What is required
Review the listing and copy each line that holds the word "printed".

§

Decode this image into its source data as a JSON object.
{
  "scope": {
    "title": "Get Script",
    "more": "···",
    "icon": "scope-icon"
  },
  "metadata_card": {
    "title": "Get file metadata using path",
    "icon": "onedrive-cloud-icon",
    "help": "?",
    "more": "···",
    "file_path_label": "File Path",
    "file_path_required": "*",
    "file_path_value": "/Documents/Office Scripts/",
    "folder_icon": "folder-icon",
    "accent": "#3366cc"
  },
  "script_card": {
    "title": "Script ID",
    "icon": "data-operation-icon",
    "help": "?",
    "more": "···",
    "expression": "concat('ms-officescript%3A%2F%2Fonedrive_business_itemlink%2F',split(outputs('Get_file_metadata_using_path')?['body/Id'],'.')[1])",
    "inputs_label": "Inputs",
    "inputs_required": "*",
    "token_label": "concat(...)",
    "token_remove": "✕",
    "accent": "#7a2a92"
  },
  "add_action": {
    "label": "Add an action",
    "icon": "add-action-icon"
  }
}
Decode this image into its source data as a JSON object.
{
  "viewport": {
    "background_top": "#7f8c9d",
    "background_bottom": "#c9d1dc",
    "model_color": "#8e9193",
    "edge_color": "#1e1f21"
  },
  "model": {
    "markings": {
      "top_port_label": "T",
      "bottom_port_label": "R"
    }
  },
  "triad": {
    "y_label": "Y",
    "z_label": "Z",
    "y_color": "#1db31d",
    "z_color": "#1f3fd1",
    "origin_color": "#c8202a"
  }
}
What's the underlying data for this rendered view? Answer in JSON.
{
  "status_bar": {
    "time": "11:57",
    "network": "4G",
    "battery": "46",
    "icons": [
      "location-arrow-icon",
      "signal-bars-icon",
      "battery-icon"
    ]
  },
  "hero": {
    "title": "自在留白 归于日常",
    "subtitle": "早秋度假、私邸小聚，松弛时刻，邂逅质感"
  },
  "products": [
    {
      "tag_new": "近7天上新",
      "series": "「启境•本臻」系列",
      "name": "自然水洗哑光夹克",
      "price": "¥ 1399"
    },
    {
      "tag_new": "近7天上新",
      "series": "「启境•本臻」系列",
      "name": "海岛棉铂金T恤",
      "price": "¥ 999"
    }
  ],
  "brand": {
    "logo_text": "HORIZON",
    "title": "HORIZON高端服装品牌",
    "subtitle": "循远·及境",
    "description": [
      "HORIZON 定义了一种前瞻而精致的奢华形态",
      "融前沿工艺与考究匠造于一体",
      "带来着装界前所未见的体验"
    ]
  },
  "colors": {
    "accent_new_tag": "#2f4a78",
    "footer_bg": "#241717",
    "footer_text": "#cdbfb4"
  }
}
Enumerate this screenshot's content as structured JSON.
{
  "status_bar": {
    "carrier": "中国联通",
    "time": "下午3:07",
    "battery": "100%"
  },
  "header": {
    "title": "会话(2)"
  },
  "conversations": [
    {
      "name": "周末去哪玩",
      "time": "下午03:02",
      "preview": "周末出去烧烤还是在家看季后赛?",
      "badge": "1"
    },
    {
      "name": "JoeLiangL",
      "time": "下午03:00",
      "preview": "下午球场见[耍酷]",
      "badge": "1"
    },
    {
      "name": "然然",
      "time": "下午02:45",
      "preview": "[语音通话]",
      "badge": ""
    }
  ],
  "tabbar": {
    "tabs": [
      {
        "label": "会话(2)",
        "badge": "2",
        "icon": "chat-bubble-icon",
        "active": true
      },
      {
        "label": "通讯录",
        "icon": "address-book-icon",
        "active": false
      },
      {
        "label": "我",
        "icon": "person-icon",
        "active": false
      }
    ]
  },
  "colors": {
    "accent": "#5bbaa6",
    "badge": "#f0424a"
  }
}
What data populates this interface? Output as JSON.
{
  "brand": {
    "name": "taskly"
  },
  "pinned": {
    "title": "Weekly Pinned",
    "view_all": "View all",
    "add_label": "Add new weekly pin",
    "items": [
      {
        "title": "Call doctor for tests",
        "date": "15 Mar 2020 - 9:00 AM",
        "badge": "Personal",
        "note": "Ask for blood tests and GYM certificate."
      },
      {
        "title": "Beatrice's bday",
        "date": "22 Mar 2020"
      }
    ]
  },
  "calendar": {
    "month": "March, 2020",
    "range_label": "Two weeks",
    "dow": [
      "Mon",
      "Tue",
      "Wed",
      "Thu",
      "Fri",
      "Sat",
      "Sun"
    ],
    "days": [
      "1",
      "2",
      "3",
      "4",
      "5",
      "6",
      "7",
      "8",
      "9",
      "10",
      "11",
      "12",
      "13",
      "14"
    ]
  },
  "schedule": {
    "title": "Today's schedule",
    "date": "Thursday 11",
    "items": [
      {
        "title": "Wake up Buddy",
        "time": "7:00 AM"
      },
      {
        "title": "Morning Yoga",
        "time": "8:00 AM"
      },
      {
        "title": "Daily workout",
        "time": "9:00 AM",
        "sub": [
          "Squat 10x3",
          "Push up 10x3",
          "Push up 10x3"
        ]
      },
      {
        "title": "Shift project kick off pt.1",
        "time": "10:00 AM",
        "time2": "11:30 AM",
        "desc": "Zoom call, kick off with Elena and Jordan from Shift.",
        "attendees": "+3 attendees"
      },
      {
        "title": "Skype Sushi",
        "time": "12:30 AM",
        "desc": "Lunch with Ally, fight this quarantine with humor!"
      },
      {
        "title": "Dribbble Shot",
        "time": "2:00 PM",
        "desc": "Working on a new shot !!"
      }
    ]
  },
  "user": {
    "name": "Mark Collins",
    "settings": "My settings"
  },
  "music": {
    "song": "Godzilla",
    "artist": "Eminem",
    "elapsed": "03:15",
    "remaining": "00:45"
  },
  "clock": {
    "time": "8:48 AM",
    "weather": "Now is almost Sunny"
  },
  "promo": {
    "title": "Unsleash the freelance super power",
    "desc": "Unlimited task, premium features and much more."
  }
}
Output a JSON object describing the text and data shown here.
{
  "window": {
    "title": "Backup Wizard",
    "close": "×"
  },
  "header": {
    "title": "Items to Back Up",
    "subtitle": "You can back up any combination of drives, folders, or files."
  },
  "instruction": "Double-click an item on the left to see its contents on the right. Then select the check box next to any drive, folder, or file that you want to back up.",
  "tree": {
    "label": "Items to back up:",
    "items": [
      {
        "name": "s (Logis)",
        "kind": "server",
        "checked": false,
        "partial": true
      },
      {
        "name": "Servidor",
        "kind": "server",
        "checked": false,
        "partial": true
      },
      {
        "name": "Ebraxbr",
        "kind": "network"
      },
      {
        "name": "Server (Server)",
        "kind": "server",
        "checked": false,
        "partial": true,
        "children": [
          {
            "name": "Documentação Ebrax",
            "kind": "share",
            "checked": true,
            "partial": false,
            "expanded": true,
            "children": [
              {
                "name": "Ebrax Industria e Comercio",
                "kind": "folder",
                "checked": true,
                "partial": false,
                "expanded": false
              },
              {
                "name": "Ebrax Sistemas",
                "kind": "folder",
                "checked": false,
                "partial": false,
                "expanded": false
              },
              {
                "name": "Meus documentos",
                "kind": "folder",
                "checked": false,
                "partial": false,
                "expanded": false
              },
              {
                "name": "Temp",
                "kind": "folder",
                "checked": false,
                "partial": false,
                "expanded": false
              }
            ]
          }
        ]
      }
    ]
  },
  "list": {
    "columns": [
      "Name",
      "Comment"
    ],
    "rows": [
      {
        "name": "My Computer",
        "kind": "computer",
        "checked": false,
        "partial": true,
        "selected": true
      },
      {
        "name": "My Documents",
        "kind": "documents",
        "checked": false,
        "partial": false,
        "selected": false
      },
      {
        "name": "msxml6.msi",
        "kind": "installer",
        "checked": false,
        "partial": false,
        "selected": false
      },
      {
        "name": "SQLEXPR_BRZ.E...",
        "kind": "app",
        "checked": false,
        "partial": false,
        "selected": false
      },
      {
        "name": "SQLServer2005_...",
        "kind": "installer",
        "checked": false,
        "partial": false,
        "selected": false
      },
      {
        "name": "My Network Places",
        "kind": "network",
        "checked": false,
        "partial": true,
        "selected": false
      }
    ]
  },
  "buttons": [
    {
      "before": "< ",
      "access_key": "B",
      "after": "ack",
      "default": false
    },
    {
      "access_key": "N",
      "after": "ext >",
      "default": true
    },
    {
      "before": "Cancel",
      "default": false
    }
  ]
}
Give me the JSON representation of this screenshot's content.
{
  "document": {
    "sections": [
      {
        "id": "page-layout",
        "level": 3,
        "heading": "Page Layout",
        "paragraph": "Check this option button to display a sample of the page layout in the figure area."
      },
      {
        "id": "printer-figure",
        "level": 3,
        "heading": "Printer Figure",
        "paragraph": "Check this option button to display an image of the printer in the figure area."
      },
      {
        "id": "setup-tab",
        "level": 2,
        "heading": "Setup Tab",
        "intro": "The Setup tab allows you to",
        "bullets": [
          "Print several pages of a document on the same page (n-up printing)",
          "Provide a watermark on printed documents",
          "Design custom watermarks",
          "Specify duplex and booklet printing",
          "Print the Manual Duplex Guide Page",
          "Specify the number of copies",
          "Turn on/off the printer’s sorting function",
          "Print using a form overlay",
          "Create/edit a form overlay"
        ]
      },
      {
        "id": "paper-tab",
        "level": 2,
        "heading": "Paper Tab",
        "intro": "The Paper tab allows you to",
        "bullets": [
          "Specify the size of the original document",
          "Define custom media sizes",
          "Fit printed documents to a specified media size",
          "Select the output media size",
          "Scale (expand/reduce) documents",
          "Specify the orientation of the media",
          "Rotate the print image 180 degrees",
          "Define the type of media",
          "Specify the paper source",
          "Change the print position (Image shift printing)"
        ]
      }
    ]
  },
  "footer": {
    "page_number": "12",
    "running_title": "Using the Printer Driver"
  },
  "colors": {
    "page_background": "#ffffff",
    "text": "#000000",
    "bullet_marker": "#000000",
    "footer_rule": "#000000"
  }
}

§

Solved problem
          "Provide a watermark on printed documents",
          "Fit printed documents to a specified media size",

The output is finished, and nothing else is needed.